═══ SUPPLIED RECORDS

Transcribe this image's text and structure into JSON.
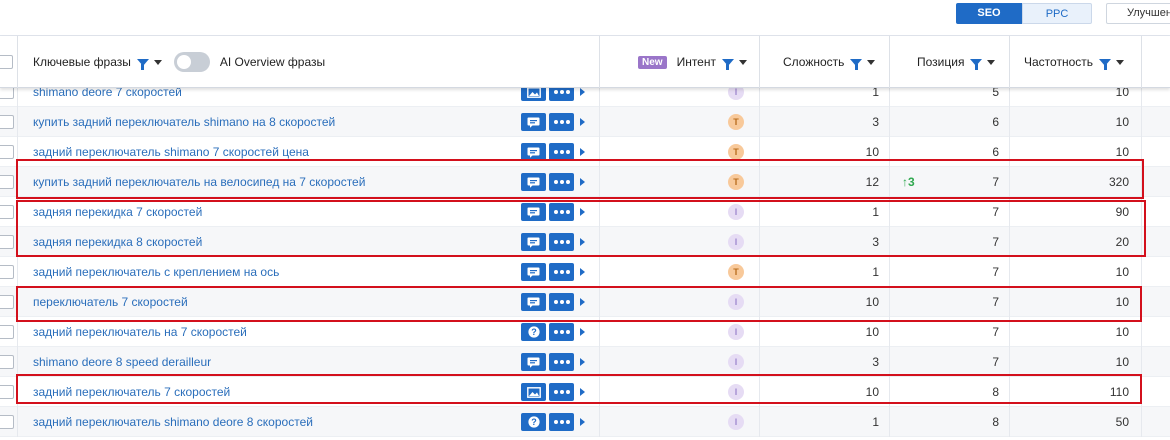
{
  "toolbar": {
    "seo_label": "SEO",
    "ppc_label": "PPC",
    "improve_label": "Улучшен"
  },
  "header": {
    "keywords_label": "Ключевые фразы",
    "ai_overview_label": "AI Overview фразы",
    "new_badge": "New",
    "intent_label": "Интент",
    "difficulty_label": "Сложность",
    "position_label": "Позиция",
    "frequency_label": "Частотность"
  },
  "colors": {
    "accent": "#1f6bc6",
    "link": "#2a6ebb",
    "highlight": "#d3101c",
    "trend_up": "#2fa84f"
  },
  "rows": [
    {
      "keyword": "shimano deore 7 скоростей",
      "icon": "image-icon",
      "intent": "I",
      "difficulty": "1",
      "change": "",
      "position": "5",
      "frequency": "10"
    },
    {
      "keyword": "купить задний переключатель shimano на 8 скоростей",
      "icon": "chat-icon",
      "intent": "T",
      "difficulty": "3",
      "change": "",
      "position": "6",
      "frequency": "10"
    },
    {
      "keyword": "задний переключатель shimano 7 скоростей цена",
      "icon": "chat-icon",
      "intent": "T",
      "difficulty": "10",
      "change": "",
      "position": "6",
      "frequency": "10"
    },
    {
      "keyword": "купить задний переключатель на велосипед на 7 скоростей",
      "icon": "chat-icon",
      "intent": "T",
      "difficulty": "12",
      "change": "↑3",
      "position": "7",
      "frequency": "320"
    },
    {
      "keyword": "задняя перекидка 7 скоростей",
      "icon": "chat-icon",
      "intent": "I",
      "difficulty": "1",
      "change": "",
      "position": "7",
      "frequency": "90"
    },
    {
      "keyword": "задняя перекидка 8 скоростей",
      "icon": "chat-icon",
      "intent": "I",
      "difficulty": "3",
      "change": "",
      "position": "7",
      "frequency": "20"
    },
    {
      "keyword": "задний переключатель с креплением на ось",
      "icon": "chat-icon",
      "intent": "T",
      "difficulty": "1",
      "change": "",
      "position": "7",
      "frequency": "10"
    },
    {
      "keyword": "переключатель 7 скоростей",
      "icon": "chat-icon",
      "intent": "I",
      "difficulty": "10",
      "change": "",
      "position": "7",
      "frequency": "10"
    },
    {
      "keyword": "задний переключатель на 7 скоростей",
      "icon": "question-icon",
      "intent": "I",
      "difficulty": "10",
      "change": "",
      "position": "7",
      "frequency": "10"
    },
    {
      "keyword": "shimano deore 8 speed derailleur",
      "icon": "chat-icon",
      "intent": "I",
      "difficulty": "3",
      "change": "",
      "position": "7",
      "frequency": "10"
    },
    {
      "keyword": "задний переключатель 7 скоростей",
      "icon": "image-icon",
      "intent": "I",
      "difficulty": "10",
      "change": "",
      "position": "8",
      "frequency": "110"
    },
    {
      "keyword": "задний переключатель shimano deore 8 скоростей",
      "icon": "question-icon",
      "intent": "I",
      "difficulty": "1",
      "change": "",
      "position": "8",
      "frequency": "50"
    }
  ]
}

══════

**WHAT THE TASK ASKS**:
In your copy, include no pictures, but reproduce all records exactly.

**SOLUTION TO THIS EXERCISE**:
Transcribe this image's text and structure into JSON.
{
  "toolbar": {
    "seo_label": "SEO",
    "ppc_label": "PPC",
    "improve_label": "Улучшен"
  },
  "header": {
    "keywords_label": "Ключевые фразы",
    "ai_overview_label": "AI Overview фразы",
    "new_badge": "New",
    "intent_label": "Интент",
    "difficulty_label": "Сложность",
    "position_label": "Позиция",
    "frequency_label": "Частотность"
  },
  "colors": {
    "accent": "#1f6bc6",
    "link": "#2a6ebb",
    "highlight": "#d3101c",
    "trend_up": "#2fa84f"
  },
  "rows": [
    {
      "keyword": "shimano deore 7 скоростей",
      "icon": "image-icon",
      "intent": "I",
      "difficulty": "1",
      "change": "",
      "position": "5",
      "frequency": "10"
    },
    {
      "keyword": "купить задний переключатель shimano на 8 скоростей",
      "icon": "chat-icon",
      "intent": "T",
      "difficulty": "3",
      "change": "",
      "position": "6",
      "frequency": "10"
    },
    {
      "keyword": "задний переключатель shimano 7 скоростей цена",
      "icon": "chat-icon",
      "intent": "T",
      "difficulty": "10",
      "change": "",
      "position": "6",
      "frequency": "10"
    },
    {
      "keyword": "купить задний переключатель на велосипед на 7 скоростей",
      "icon": "chat-icon",
      "intent": "T",
      "difficulty": "12",
      "change": "↑3",
      "position": "7",
      "frequency": "320"
    },
    {
      "keyword": "задняя перекидка 7 скоростей",
      "icon": "chat-icon",
      "intent": "I",
      "difficulty": "1",
      "change": "",
      "position": "7",
      "frequency": "90"
    },
    {
      "keyword": "задняя перекидка 8 скоростей",
      "icon": "chat-icon",
      "intent": "I",
      "difficulty": "3",
      "change": "",
      "position": "7",
      "frequency": "20"
    },
    {
      "keyword": "задний переключатель с креплением на ось",
      "icon": "chat-icon",
      "intent": "T",
      "difficulty": "1",
      "change": "",
      "position": "7",
      "frequency": "10"
    },
    {
      "keyword": "переключатель 7 скоростей",
      "icon": "chat-icon",
      "intent": "I",
      "difficulty": "10",
      "change": "",
      "position": "7",
      "frequency": "10"
    },
    {
      "keyword": "задний переключатель на 7 скоростей",
      "icon": "question-icon",
      "intent": "I",
      "difficulty": "10",
      "change": "",
      "position": "7",
      "frequency": "10"
    },
    {
      "keyword": "shimano deore 8 speed derailleur",
      "icon": "chat-icon",
      "intent": "I",
      "difficulty": "3",
      "change": "",
      "position": "7",
      "frequency": "10"
    },
    {
      "keyword": "задний переключатель 7 скоростей",
      "icon": "image-icon",
      "intent": "I",
      "difficulty": "10",
      "change": "",
      "position": "8",
      "frequency": "110"
    },
    {
      "keyword": "задний переключатель shimano deore 8 скоростей",
      "icon": "question-icon",
      "intent": "I",
      "difficulty": "1",
      "change": "",
      "position": "8",
      "frequency": "50"
    }
  ]
}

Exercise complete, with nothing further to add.